Problem ->
Filter the entries, keeping every line with the string "Adobe".

Dataset content ->
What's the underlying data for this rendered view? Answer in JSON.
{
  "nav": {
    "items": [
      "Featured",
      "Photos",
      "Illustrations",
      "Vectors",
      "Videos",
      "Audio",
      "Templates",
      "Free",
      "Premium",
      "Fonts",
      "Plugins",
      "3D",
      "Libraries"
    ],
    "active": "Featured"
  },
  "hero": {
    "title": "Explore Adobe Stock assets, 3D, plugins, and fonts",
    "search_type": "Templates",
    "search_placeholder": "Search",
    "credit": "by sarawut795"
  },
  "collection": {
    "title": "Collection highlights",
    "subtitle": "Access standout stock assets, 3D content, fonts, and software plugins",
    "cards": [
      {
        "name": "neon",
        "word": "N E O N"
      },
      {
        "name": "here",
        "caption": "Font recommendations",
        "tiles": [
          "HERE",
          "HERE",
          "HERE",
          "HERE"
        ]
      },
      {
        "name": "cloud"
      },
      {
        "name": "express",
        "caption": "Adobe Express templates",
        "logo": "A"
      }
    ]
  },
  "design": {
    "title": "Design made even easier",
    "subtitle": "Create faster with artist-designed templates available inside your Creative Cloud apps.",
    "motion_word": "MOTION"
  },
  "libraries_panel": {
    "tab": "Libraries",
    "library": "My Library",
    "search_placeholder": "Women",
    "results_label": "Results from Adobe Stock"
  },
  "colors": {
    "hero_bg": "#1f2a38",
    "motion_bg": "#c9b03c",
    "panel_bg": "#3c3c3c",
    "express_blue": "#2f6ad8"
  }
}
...
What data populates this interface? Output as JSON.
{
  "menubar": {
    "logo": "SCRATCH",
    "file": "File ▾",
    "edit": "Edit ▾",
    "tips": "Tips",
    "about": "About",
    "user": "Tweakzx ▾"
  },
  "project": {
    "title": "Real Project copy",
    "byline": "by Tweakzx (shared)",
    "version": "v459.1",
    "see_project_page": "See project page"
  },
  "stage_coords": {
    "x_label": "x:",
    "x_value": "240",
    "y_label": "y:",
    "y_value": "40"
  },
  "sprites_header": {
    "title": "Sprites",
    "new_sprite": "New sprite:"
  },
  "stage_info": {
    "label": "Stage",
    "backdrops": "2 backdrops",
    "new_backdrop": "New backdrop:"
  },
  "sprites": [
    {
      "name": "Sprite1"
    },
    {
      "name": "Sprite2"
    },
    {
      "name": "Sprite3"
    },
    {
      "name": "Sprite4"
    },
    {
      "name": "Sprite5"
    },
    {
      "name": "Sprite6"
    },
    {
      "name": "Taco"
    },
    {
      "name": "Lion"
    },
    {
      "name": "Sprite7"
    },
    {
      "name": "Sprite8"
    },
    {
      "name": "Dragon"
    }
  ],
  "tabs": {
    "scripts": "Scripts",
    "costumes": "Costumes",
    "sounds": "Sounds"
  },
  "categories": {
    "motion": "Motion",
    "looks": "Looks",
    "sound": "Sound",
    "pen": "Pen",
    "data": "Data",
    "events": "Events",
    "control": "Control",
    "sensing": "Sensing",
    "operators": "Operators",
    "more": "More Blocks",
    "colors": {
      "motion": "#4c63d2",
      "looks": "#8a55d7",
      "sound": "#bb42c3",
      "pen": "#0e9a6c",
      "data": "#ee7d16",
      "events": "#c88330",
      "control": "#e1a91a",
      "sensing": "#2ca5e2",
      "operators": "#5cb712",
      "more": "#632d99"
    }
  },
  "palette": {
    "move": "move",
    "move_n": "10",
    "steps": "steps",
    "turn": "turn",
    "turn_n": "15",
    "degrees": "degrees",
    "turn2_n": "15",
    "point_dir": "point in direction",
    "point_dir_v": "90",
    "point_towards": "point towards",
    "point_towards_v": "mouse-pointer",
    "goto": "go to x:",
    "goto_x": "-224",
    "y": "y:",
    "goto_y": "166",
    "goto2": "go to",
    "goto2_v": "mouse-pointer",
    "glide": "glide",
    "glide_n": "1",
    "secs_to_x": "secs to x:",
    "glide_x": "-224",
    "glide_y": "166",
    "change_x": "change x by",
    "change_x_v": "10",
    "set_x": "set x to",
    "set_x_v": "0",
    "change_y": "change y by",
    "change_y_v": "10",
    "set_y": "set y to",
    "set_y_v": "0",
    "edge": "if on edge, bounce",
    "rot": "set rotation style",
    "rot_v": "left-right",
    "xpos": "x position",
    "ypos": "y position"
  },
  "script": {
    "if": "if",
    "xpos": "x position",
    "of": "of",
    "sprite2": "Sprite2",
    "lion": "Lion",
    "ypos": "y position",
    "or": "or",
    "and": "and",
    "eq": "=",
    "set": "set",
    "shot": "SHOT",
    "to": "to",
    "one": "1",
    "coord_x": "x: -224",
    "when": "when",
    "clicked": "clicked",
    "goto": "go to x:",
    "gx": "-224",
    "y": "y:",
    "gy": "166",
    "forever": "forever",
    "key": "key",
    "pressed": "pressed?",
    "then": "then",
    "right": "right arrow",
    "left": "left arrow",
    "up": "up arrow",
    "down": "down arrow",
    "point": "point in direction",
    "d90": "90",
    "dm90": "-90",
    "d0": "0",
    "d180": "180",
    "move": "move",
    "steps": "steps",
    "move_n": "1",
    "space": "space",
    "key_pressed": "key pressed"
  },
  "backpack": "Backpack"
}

Reply ->
    "title": "Explore Adobe Stock assets, 3D, plugins, and fonts",
        "caption": "Adobe Express templates",
    "results_label": "Results from Adobe Stock"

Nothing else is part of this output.